The Writer's Guide to Agony and Defeat, #3.

You Become Paralyzed By The Fear Of Failure

You have a great idea for a book and you make the time to start in on it – and then you start thinking about what it would be like to fail. There are a thousand ways to fail! 

You imagine spending hours every day sitting at your desk, writing, writing, writing – and never writing anything decent enough to show to anyone. 

You imagine telling all your friends you’re writing a book – and then having to tell them that, no, you’re not; you couldn’t hack it. 

You imagine sending your work out to agents or editors and getting back an impersonal, thoughtless rejection. “We’re sorry, but your work doesn’t fit into our publishing plans at this time….” 

You imagine giving up work, pay and productivity to get this book done – and never earning a dime for your efforts. 

You imagine that you publish the book – and no one cares. It doesn’t make a single ripple in the pond of the world. You end up with boxes of the book in your garage, where they yellow and mold along with your old tax returns.

You imagine that you publish the book – and it’s raked over the coals on the cover of The New York Times Book Review and no one ever speaks of it again, although the fact of it sits there like an elephant in every room you enter.

You imagine your mother reading your book – and saying, “It was very interesting, Dear.” 

These images of failure become so vivid that they you can’t see be-yond them.
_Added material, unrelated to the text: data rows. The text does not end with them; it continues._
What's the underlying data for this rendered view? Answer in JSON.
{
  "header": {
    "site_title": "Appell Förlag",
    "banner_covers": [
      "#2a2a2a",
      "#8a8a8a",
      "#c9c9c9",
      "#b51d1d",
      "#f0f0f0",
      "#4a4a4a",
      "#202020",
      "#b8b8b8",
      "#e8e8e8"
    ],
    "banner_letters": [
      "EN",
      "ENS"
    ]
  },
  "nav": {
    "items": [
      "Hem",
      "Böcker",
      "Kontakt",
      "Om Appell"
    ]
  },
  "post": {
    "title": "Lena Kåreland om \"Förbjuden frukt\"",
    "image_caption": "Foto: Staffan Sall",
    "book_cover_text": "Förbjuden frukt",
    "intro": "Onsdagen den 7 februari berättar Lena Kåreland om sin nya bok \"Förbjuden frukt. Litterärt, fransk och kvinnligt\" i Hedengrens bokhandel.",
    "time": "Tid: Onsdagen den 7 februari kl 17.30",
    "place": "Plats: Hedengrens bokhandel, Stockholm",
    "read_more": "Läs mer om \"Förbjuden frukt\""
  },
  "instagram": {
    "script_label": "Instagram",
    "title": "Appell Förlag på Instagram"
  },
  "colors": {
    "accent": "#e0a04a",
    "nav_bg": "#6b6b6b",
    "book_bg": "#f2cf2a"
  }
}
You become unable to write. You become unable to move forward. You quit.

THE WAY FORWARD: 

Everyone is scared of failure. We live our whole lives trying to avoid failure, but to what end? None whatsoever. Stop thinking of fear as the enemy. Stop waiting for the fear to go away. Fear is an essential part of the process. If you’re not scared, you’re not likely to produce anything worthwhile.

“Are you paralyzed with fear? That’s a good sign. Fear is good. Like self-doubt, fear is an in-dicator. Fear tells us what we have to do. Re-member one rule of thumb: the more scared we are of a work or calling, the more sure we can be that we have to do it.”
 ― Steven Pressfield, The War of Art